Keith C. Ferdinand, MD, FACC, FAHA, FASH, FNLA: Before I go to Seth and Melissa—because I know Melissa is an expert in this area, and I’m going to see what Seth does with these drugs—just saying we’re going to refer you to the endocrinologist or the diabetic specialist won’t cut it, because there are not enough.
Peter McCullough, MD, MPH, FACC, FACP, FAHA, FCCP, FNKF: Right.
Christopher P. Cannon, MD: For the patient to hear that I’m worried about their diabetes because of the cardiac risk, we can advance the discussion certainly. And then in the right patients, who actually started, make sure we get the information transferred to the primary care doctor who’s been managing. But making sure that we stay as a team of doctors and other educators, I think, has been important.
Keith C. Ferdinand, MD, FACC, FAHA, FASH, FNLA: OK, Seth, you’re next up. Do you prescribe these drugs?
Seth J. Baum, MD, FACC, FACPM, FAHA, FNLA, FASPC: I do, and I’ll tell you briefly my journey. Your comment about the endocrinologist is right on. When I started, I would put it in my note: a recommendation to go on this drug.
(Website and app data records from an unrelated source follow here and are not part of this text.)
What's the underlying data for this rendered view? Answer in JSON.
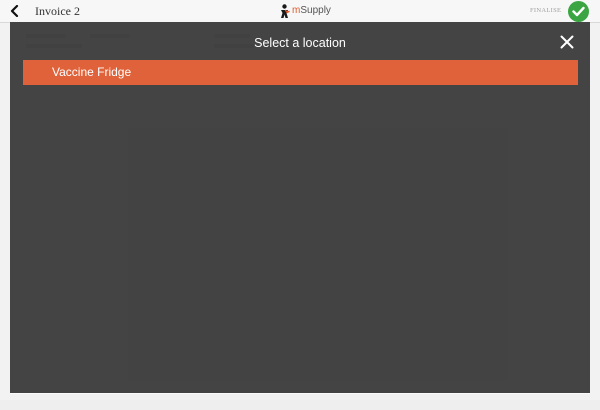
{
  "header": {
    "title": "Invoice 2",
    "back_icon": "chevron-left-icon",
    "logo": {
      "prefix": "m",
      "name": "Supply",
      "icon": "msupply-logo-icon"
    },
    "finalise_label": "FINALISE",
    "finalise_icon": "checkmark-icon"
  },
  "modal": {
    "title": "Select a location",
    "close_icon": "close-icon",
    "locations": [
      {
        "label": "Vaccine Fridge",
        "selected": true
      }
    ]
  },
  "colors": {
    "accent": "#e0623a",
    "finalise": "#3aa542",
    "overlay": "#383838"
  }
}
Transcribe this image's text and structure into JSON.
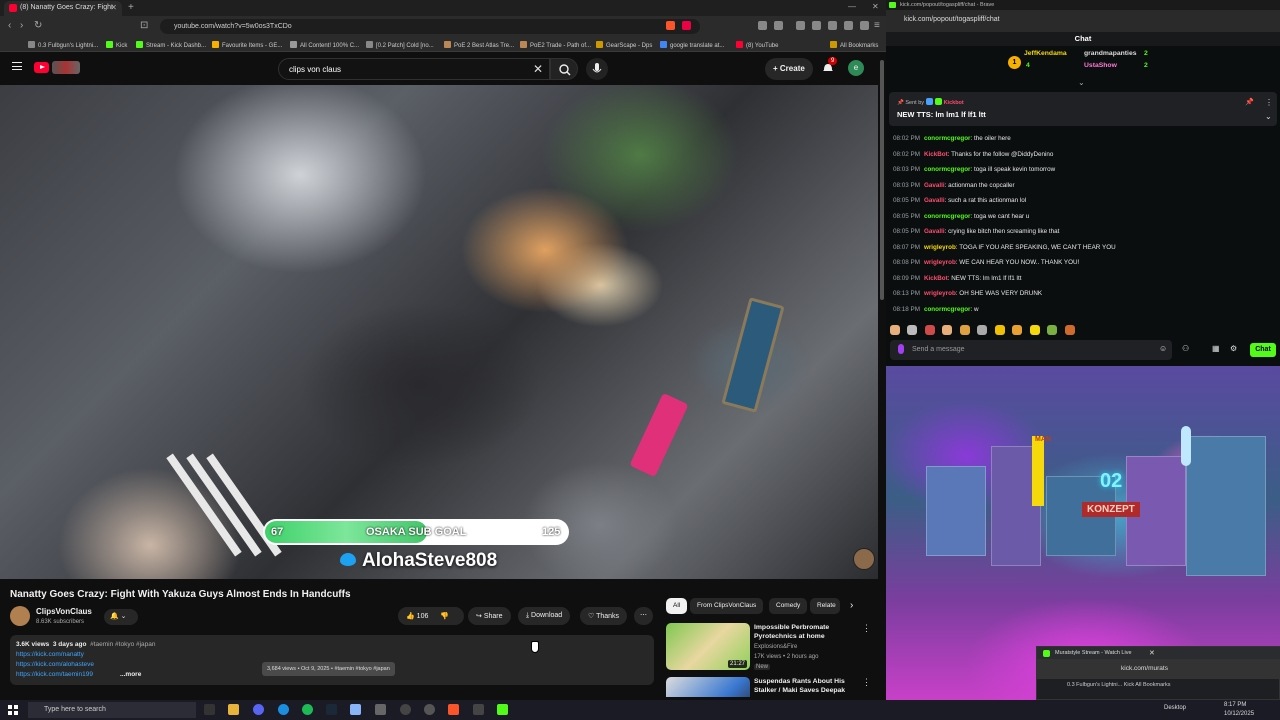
{
  "left_browser": {
    "tab_title": "(8) Nanatty Goes Crazy: Fight",
    "url": "youtube.com/watch?v=5w0os3TxCDo",
    "bookmarks": [
      "0.3 Fulbgun's Lightni...",
      "Kick",
      "Stream - Kick Dashb...",
      "Favourite Items - GE...",
      "All Content! 100% C...",
      "[0.2 Patch] Cold [no...",
      "PoE 2 Best Atlas Tre...",
      "PoE2 Trade - Path of...",
      "GearScape - Dps",
      "google translate at...",
      "(8) YouTube",
      "All Bookmarks"
    ]
  },
  "youtube": {
    "search_value": "clips von claus",
    "create_label": "Create",
    "notif_count": "9",
    "avatar_letter": "e",
    "goal": {
      "label": "OSAKA SUB GOAL",
      "current": "67",
      "target": "125",
      "progress": 0.536
    },
    "twitter_handle": "AlohaSteve808",
    "video_title": "Nanatty Goes Crazy: Fight With Yakuza Guys Almost Ends In Handcuffs",
    "channel_name": "ClipsVonClaus",
    "subscribers": "8.63K subscribers",
    "likes": "106",
    "share_label": "Share",
    "download_label": "Download",
    "thanks_label": "Thanks",
    "views": "3.6K views",
    "age": "3 days ago",
    "tags": "#taemin #tokyo #japan",
    "links": [
      "https://kick.com/nanatty",
      "https://kick.com/alohasteve",
      "https://kick.com/taemin199"
    ],
    "more_label": "...more",
    "tooltip": "3,684 views • Oct 9, 2025 • #taemin #tokyo #japan",
    "chips": [
      "All",
      "From ClipsVonClaus",
      "Comedy",
      "Relate"
    ],
    "recommendations": [
      {
        "title": "Impossible Perbromate Pyrotechnics at home",
        "channel": "Explosions&Fire",
        "meta": "17K views • 2 hours ago",
        "badge": "New",
        "duration": "21:27"
      },
      {
        "title": "Suspendas Rants About His Stalker / Maki Saves Deepak",
        "channel": "",
        "meta": "",
        "badge": "",
        "duration": ""
      }
    ]
  },
  "kick_chat": {
    "tab_title": "kick.com/popout/togaspliff/chat - Brave",
    "url": "kick.com/popout/togaspliff/chat",
    "header": "Chat",
    "leaderboard": [
      {
        "name": "JeffKendama",
        "count": "4"
      },
      {
        "name": "grandmapanties",
        "count": "2"
      },
      {
        "name": "UstaShow",
        "count": "2"
      }
    ],
    "pinned_by": "Sent by",
    "pinned_user": "Kickbot",
    "pinned_message": "NEW TTS: lm lm1 lf lf1 ltt",
    "messages": [
      {
        "time": "08:02 PM",
        "user": "conormcgregor",
        "text": "the oiler here",
        "color": "#53fc18"
      },
      {
        "time": "08:02 PM",
        "user": "KickBot",
        "text": "Thanks for the follow @DiddyDenino",
        "color": "#ff4d6d"
      },
      {
        "time": "08:03 PM",
        "user": "conormcgregor",
        "text": "toga ill speak kevin tomorrow",
        "color": "#53fc18"
      },
      {
        "time": "08:03 PM",
        "user": "Gavalli",
        "text": "actionman the copcaller",
        "color": "#ff4d6d"
      },
      {
        "time": "08:05 PM",
        "user": "Gavalli",
        "text": "such a rat this actionman lol",
        "color": "#ff4d6d"
      },
      {
        "time": "08:05 PM",
        "user": "conormcgregor",
        "text": "toga we cant hear u",
        "color": "#53fc18"
      },
      {
        "time": "08:05 PM",
        "user": "Gavalli",
        "text": "crying like bitch then screaming like that",
        "color": "#ff4d6d"
      },
      {
        "time": "08:07 PM",
        "user": "wrigleyrob",
        "text": "TOGA IF YOU ARE SPEAKING, WE CAN'T HEAR YOU",
        "color": "#f5d90a"
      },
      {
        "time": "08:08 PM",
        "user": "wrigleyrob",
        "text": "WE CAN HEAR YOU NOW.. THANK YOU!",
        "color": "#ff4d6d"
      },
      {
        "time": "08:09 PM",
        "user": "KickBot",
        "text": "NEW TTS: lm lm1 lf lf1 ltt",
        "color": "#ff4d6d"
      },
      {
        "time": "08:13 PM",
        "user": "wrigleyrob",
        "text": "OH SHE WAS VERY DRUNK",
        "color": "#ff4d6d"
      },
      {
        "time": "08:18 PM",
        "user": "conormcgregor",
        "text": "w",
        "color": "#53fc18"
      }
    ],
    "input_placeholder": "Send a message",
    "chat_button": "Chat"
  },
  "stream": {
    "mini_window_title": "Muratstyle Stream - Watch Live",
    "mini_url": "kick.com/murats",
    "mini_bookmarks": "0.3 Fulbgun's Lightni...   Kick   All Bookmarks",
    "sign_1": "MAN",
    "sign_2": "02",
    "sign_3": "KONZEPT"
  },
  "taskbar": {
    "search_placeholder": "Type here to search",
    "desktop_label": "Desktop",
    "time": "8:17 PM",
    "date": "10/12/2025"
  },
  "colors": {
    "youtube_red": "#ff0033",
    "kick_green": "#53fc18",
    "link_blue": "#3ea6ff"
  }
}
It wouldn’t happen. Probably my notes are never read because they’re so bad, but I don’t know. Then I would try calling the endocrinologist or the internist, and that didn’t work out. And finally I just gave up and said, “OK, I’m going to do this.” Now, my start point was that I haven’t managed diabetes in years. I don’t really want to manage diabetes, but I have to get this patient on this drug. So I began thinking about it more like colesevelam in that that was a lipid drug with a side benefit of lowering blood sugar. Well, I’m thinking of this as a cardiovascular drug with a side benefit of lowering blood sugar. And so I’m using it not to manage diabetes but to manage cardiovascular risk. That’s how I’m doing it now.
Transcript edited for clarity.